| WORK TASK |
Take each line of the entries below that contains "with" and copy it.

| RECORDS SHOWN |
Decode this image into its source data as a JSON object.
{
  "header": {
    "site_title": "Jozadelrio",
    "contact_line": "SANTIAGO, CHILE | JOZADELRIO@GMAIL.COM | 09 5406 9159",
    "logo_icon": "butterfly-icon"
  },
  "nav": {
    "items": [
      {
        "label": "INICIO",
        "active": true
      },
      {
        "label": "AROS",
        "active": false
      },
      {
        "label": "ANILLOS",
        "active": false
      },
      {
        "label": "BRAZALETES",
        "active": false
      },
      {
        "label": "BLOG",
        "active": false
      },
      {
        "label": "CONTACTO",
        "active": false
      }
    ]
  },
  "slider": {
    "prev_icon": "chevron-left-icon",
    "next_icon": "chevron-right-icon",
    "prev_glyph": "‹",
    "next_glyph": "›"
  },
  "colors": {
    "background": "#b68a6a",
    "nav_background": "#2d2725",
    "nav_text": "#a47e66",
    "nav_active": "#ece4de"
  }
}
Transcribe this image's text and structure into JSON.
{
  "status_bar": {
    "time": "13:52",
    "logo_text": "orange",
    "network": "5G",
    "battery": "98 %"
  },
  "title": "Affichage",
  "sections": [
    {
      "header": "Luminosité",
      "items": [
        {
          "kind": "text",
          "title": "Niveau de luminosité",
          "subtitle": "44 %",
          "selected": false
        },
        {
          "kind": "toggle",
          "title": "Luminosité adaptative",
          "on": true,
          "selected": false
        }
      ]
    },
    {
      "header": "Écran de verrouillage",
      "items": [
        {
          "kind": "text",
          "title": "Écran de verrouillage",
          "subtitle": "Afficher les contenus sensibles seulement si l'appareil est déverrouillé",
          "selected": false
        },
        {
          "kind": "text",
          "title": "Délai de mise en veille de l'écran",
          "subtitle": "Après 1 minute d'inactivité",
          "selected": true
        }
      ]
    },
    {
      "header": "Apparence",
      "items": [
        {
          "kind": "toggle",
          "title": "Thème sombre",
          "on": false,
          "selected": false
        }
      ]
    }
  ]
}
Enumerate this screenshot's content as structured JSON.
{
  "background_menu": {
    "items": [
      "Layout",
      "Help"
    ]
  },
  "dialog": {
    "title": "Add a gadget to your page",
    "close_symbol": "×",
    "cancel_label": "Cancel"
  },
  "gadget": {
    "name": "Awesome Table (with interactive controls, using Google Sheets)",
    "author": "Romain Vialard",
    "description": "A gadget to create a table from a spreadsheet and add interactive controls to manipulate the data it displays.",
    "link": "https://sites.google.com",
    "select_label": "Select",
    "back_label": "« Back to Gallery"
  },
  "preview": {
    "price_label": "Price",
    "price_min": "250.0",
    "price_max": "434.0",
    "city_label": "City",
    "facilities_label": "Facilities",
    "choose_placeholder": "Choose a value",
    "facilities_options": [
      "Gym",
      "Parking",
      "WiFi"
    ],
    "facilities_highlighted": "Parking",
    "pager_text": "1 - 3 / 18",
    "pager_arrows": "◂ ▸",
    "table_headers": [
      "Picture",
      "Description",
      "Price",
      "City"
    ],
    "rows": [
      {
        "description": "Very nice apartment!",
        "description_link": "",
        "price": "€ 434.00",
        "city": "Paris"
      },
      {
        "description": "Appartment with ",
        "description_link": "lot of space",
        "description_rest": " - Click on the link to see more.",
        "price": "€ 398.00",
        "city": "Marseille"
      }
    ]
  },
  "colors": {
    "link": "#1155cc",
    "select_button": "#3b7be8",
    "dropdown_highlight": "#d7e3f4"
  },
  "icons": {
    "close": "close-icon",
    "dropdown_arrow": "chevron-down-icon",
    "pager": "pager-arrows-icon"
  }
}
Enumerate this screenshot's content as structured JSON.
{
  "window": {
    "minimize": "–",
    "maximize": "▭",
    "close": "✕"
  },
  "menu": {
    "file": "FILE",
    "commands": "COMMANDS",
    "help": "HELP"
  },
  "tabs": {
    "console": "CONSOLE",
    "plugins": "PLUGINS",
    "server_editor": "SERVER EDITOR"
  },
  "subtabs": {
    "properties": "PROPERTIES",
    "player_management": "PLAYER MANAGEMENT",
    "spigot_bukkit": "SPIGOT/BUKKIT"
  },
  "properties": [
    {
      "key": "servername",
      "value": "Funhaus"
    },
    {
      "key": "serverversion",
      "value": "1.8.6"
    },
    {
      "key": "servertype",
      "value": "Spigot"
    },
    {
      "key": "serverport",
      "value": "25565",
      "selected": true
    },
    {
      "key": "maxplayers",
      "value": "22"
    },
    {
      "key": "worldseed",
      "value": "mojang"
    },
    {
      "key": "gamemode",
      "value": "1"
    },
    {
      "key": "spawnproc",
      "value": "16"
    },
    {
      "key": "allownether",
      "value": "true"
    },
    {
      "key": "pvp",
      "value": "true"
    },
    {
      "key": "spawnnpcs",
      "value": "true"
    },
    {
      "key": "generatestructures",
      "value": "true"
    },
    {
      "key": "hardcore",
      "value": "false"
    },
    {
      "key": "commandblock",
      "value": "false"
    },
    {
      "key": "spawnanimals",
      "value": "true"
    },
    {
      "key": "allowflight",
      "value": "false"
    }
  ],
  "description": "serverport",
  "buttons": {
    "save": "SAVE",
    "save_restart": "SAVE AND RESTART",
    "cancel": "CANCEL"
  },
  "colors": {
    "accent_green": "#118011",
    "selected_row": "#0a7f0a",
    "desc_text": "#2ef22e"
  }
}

| RESULT |
    "name": "Awesome Table (with interactive controls, using Google Sheets)",
        "description": "Appartment with ",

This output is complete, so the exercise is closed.